great $ 46. The Character of CATALINE. harm to the republic. This was his ge- Lucius Cataline was descended of an neral behaviour; yet from some particular illustrious family: he was a man of great facts, it appears that his strength of mind vigour, both of body and mind, but of was not always impregnable, but had its a disposition extremely profligate and deweak places of pride, ambition, and party praved. From his youth he took pleasure zeal: which, when managed and flatter- in civil wars, massacres, depredations, and ed to a certain point, would betray him intestine broils; and in these he employed sometimes into measures contrary to his his younger days. His body was formed ordinary rule of right and truth. The for enduring cold, hunger, and want of last act of his life was agreeable to his rest, to a degree indeed incredible: his nature and philosophy : when he could spirit was daring, subtle, and changeable: no longer be what he had been; or when he was expert in all the arts of simulation the ills of life overbalanced the good; and dissimulation : covetous of what bewhich, by the principles of his sect, was a longed to others, lavish of his own; vio. just cause for dying ; he put an end to lent in his passions ; he had eloquence his life with a spirit and resolution which enough, but a small share of wisdom. His would make one imagine, that he was boundless soul was constantly engaged in glad to have found an occasion of dying extravagant and romantic projects, too in his proper character. On the whole, high to be attempted. his life was rather admirable than ami- After Sylla’s usurpation, he was fired able; fit to be praised, rather than imi- with a violent desire of seizing the gotated.

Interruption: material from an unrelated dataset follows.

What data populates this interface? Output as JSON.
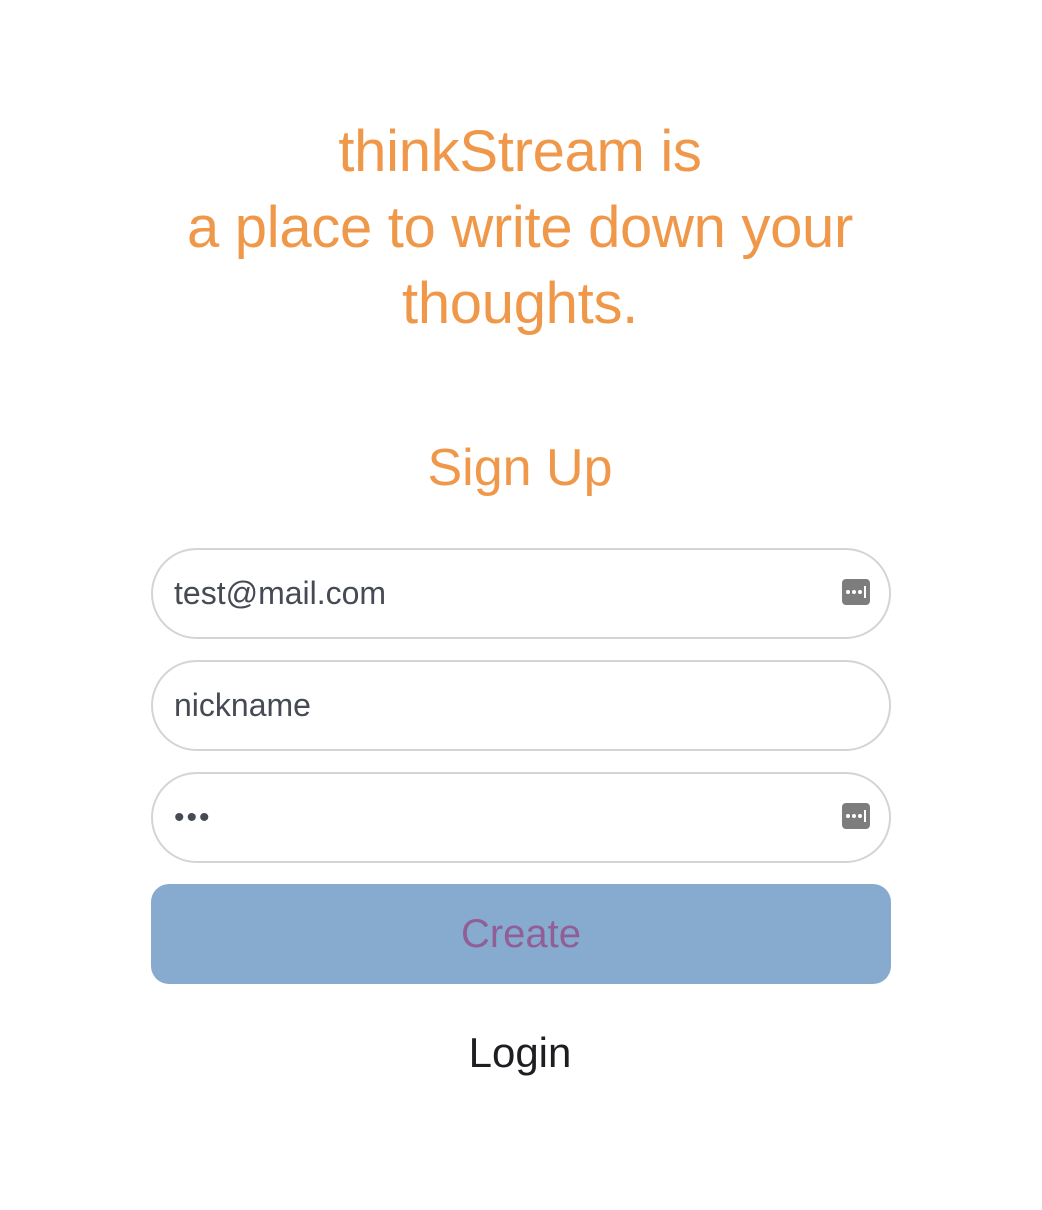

vernment; and provided he could but § 45. A Comparison of Cæsar with Cato. earry his point, he was not at all solici
As to their extraction, years, and elo- ous by what means. His spirit, naturally